Except in cases where error affecting the substantial rights of the aggrieved party is so manifest as to entitle him to a new trial as a matter of right, the trial judge is vested with a wide discretion to be exercised wisely in granting or denying a new trial, and the order of the court exercising that discretion will not be disturbed by this court unless such discretion clearly and manifestly has been abused. See Walker v. Distler, 78 Idaho ___, 296 P.2d 452, 457, and cases therein cited.

"It should be remembered that, in passing upon a motion for a new trial, the appellate court applies a different rule to the consideration of an order granting a new trial from what it applies to the denial of a new trial. This difference is predicated on the grounds that, where a new trial is granted, both parties are put back in the status in which they found themselves on the original trial; and each party has his chance to present the case anew to the court and jury. Whereas, an order denying a motion for a new trial terminates the case and denies the losing party any chance of resubmitting his case or having it again heard by the court and jury." MacDonald v. Ogan, 61 Idaho 553, 556, 104 P.2d 1106, 1107; Walker v. Distler, supra.

As this court stated in the case of Say v. Hodgin, 20 Idaho 64, 68, 116 P. 410, 411, the trial judge has the witnesses before him,

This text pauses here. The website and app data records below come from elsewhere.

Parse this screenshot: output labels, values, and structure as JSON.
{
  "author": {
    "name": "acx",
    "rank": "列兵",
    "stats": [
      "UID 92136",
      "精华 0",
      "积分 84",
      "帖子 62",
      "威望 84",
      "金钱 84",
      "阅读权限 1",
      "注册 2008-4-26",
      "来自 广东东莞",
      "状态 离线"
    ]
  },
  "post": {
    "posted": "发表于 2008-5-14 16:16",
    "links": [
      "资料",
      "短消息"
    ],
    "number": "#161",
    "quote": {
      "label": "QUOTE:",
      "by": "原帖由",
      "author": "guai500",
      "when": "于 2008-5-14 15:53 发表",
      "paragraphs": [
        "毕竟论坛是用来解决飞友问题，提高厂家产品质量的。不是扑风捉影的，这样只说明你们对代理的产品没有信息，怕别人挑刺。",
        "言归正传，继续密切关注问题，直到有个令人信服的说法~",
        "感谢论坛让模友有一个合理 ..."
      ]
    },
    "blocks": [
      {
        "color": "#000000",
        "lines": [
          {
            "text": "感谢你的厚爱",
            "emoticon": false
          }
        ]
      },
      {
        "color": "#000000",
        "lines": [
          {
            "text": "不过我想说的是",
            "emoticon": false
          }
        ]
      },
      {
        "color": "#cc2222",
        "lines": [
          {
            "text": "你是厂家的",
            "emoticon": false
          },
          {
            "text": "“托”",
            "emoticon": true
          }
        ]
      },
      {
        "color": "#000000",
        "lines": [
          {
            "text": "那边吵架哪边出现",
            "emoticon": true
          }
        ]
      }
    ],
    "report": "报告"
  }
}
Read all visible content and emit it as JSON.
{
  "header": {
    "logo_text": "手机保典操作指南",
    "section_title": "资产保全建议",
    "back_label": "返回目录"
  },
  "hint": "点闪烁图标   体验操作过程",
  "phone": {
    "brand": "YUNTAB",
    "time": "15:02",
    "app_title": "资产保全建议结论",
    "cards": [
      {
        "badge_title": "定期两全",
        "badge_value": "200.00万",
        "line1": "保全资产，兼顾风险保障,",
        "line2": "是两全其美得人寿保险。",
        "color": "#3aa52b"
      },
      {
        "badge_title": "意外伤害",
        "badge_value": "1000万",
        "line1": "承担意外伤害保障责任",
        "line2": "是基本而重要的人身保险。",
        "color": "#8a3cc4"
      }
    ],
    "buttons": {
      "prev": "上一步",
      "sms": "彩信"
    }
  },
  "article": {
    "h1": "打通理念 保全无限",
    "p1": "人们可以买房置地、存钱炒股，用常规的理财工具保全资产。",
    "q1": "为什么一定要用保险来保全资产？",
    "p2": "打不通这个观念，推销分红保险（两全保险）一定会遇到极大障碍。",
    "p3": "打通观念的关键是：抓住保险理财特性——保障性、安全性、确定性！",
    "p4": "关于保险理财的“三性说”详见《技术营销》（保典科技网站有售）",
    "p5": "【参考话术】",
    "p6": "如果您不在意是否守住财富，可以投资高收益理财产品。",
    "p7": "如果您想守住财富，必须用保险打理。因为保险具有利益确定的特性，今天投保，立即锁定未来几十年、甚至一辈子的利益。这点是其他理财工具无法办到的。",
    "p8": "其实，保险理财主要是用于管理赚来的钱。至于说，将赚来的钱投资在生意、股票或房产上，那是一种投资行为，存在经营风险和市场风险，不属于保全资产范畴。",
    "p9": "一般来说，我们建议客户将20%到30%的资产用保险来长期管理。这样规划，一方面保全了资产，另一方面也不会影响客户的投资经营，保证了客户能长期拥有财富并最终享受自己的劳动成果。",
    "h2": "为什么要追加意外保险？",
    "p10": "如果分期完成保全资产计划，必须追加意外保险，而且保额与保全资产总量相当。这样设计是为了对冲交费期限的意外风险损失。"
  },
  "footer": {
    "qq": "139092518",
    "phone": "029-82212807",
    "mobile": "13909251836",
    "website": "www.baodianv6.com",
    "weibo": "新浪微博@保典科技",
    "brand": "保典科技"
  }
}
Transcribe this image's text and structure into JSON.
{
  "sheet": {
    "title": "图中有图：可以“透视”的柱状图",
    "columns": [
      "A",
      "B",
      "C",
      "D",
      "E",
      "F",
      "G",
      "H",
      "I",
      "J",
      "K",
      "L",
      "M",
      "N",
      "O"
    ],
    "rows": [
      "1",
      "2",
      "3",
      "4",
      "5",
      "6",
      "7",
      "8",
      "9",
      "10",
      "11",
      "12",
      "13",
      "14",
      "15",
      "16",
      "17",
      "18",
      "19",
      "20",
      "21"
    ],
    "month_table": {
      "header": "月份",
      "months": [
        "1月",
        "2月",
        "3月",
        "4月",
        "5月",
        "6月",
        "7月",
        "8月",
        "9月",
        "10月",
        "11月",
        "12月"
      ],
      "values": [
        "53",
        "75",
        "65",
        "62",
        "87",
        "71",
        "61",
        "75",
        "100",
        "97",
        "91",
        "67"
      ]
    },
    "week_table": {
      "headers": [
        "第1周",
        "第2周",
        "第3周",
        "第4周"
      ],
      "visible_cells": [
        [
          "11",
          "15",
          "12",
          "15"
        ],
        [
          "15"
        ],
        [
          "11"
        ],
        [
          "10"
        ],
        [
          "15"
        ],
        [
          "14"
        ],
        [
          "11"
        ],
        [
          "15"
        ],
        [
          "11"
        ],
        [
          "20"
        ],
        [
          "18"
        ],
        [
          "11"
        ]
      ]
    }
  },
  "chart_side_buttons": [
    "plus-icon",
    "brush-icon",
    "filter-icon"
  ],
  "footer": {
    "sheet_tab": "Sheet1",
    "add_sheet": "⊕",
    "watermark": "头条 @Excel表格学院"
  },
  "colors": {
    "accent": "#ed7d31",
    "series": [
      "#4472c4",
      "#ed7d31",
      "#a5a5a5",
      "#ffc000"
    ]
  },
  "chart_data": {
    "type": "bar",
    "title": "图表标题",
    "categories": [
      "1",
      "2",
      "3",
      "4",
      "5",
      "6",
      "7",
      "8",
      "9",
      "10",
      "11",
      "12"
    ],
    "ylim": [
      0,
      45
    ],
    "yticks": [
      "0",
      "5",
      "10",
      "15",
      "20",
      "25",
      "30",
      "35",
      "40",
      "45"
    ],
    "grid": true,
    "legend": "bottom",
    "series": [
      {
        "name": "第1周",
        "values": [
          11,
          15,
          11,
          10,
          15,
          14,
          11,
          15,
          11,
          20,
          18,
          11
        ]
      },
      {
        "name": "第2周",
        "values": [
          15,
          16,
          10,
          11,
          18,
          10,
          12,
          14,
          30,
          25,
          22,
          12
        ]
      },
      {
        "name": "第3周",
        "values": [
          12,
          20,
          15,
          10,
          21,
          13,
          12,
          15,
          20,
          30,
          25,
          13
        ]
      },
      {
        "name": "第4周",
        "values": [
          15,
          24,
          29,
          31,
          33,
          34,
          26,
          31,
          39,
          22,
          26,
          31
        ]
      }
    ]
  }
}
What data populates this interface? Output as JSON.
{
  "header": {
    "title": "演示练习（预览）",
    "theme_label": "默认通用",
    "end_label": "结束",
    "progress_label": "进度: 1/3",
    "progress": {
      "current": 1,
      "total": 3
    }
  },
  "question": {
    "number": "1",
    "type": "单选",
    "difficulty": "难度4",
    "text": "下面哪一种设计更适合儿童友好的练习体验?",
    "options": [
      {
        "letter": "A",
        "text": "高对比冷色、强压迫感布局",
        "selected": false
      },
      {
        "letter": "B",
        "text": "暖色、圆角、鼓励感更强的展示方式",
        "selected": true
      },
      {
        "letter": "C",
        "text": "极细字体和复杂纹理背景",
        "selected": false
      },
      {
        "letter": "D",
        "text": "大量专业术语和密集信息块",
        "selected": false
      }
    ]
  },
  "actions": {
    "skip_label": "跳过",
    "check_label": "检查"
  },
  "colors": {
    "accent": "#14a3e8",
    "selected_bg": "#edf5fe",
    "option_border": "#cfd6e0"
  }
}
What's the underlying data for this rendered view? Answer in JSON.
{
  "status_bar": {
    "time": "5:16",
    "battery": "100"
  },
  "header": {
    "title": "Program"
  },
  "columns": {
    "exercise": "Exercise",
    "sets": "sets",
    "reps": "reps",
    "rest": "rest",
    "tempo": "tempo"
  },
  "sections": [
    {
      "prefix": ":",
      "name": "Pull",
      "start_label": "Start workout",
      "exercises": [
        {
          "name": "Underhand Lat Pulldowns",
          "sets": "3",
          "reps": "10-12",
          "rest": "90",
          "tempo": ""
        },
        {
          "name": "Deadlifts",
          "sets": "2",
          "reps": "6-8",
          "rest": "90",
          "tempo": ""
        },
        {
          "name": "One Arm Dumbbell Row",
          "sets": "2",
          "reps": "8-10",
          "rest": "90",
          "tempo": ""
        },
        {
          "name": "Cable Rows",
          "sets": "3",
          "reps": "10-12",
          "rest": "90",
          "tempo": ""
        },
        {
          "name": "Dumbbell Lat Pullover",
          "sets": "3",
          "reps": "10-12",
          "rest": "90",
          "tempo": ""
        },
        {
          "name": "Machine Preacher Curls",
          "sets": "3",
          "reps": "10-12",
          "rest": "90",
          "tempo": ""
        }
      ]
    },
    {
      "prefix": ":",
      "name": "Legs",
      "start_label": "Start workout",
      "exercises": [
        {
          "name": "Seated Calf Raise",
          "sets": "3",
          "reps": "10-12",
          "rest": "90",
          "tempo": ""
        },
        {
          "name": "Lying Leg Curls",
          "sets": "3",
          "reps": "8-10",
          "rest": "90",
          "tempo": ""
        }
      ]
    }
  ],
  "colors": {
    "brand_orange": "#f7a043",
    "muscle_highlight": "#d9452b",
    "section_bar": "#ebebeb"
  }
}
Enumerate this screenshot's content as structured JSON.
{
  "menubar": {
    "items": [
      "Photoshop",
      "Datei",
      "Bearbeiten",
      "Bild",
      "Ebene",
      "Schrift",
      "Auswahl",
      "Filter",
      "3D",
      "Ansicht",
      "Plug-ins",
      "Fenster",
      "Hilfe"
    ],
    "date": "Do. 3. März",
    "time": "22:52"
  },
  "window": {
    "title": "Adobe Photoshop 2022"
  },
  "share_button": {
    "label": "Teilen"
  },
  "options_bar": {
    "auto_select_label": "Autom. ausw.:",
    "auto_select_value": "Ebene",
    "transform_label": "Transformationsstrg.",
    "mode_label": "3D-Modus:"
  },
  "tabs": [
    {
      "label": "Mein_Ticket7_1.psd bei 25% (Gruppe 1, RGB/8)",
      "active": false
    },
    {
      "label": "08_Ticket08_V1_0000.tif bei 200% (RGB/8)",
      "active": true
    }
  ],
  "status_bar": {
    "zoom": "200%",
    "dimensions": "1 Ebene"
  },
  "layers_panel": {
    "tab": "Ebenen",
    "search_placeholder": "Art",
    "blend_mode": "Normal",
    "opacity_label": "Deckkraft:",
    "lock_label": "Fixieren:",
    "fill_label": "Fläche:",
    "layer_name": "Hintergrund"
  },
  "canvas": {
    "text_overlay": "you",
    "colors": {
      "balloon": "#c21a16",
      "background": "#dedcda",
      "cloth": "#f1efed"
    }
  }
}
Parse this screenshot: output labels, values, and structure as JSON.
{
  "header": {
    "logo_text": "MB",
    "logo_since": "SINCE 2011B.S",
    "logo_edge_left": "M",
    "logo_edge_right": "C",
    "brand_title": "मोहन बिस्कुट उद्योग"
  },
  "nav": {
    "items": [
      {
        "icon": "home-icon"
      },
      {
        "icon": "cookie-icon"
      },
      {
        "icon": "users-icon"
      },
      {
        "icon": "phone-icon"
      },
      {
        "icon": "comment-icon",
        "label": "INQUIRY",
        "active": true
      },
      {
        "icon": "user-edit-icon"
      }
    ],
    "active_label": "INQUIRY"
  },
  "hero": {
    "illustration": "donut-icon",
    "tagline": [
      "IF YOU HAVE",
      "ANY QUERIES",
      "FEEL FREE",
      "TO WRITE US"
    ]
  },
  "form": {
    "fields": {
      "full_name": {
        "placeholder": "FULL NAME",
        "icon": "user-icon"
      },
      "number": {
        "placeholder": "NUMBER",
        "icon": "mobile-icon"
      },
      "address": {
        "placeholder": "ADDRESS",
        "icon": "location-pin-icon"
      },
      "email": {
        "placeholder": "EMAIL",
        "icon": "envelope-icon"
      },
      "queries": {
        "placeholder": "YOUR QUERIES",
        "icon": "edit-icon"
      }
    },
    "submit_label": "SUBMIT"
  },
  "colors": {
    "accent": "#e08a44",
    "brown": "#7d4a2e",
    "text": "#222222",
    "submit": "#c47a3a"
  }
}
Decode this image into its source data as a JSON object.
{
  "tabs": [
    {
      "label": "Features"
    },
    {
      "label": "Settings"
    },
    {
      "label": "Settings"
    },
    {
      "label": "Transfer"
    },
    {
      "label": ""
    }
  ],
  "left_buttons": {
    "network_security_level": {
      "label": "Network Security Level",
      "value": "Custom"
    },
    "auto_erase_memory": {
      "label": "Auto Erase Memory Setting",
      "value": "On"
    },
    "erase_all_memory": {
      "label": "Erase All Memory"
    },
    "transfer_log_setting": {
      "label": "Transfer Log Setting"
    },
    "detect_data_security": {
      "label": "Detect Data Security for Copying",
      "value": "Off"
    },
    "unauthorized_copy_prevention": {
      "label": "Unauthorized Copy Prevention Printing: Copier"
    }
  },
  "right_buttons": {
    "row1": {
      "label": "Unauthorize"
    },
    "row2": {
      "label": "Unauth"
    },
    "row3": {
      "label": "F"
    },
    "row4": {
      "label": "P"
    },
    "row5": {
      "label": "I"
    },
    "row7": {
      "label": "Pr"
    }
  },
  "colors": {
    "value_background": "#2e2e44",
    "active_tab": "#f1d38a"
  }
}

"* * * observes the manner of their testifying, notes their apparent candor or fairness, or the want of it; hears the argument of counsel, and, in short, is in possession of many sources of information valuable in an inquiry as to whether justice has miscarried or not, and which cannot be made to appear in the record of the case which comes to the appellate court; and, appreciating such fact, appellate courts have so frequently held, that it may be announced as settled law, that trial courts possess a discretion to be exercised wisely in the granting or refusal of new trials, and that such discretion will not be by the appellate court disturbed unless it manifestly and clearly appears to have been exercised unwisely and to have been manifestly abused. Such has been the holding of this court in many cases."

We find no abuse of discretion in this case.

A new trial will be granted unless plaintiff, within 15 days from the filing of the remittitur in the district court, serves on counsel for defendants and files a written consent and waiver consenting to the reduction of said verdict to the sum of $1,000 as ordered by the trial court.

The order is affirmed.

Costs to respondents.

TAYLOR, C. J., KEETON and SMITH, JJ., and BAKER, D. J., concur.


1000 Characters Remaining

Leagle.com reserves the right to edit or remove comments but is under no obligation to do so, or to explain individual moderation decisions.

User Comments

Listed below are the cases that are cited in this Featured Case. Click the citation to see the full text of the cited case. Citations are also linked in the body of the Featured Case.

Cited Cases

  • No Cases Found

Listed below are those cases in which this Featured Case is cited. Click on the case name to see the full text of the citing case.

Citing Cases